Reproduce the closing part of the entries exactly: the line with "Decode this image" and all lines after it, ending with the last line, and nothing else.

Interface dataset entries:
*****

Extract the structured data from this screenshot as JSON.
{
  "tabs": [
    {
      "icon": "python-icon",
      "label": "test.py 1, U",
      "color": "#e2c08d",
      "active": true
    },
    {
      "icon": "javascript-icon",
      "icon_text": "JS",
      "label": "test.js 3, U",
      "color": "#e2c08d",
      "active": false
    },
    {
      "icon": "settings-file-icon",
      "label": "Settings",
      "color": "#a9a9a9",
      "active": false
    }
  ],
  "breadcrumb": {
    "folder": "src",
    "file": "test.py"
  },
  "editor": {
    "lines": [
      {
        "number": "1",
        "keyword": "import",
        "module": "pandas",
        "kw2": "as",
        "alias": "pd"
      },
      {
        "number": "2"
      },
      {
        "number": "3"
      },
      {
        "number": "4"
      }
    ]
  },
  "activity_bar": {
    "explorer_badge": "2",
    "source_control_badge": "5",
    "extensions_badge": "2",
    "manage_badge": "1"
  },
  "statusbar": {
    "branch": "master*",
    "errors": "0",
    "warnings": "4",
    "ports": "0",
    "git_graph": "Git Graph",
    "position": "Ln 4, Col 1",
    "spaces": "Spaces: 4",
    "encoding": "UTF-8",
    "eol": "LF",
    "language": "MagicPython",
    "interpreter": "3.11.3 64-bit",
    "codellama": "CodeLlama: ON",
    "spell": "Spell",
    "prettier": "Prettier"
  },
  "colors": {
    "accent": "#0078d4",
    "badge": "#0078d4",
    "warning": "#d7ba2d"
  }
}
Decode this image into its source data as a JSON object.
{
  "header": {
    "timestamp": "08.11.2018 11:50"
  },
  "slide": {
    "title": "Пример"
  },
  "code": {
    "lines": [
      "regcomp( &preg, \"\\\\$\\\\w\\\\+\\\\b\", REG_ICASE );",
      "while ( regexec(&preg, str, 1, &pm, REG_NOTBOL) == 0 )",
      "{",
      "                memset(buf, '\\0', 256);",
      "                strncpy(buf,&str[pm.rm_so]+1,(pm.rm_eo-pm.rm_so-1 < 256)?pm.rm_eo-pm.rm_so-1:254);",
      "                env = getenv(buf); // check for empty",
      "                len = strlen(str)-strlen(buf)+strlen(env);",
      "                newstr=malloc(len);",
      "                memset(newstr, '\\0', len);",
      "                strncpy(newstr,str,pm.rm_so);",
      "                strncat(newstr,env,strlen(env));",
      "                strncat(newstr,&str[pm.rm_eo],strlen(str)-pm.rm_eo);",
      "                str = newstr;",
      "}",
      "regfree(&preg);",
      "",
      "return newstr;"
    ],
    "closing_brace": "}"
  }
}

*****

Exercise output
Decode this image into its source data as a JSON object.
{
  "header": {
    "timestamp": "08.11.2018 11:50"
  },
  "slide": {
    "title": "Пример"
  },
  "code": {
    "lines": [
      "regcomp( &preg, \"\\\\$\\\\w\\\\+\\\\b\", REG_ICASE );",
      "while ( regexec(&preg, str, 1, &pm, REG_NOTBOL) == 0 )",
      "{",
      "                memset(buf, '\\0', 256);",
      "                strncpy(buf,&str[pm.rm_so]+1,(pm.rm_eo-pm.rm_so-1 < 256)?pm.rm_eo-pm.rm_so-1:254);",
      "                env = getenv(buf); // check for empty",
      "                len = strlen(str)-strlen(buf)+strlen(env);",
      "                newstr=malloc(len);",
      "                memset(newstr, '\\0', len);",
      "                strncpy(newstr,str,pm.rm_so);",
      "                strncat(newstr,env,strlen(env));",
      "                strncat(newstr,&str[pm.rm_eo],strlen(str)-pm.rm_eo);",
      "                str = newstr;",
      "}",
      "regfree(&preg);",
      "",
      "return newstr;"
    ],
    "closing_brace": "}"
  }
}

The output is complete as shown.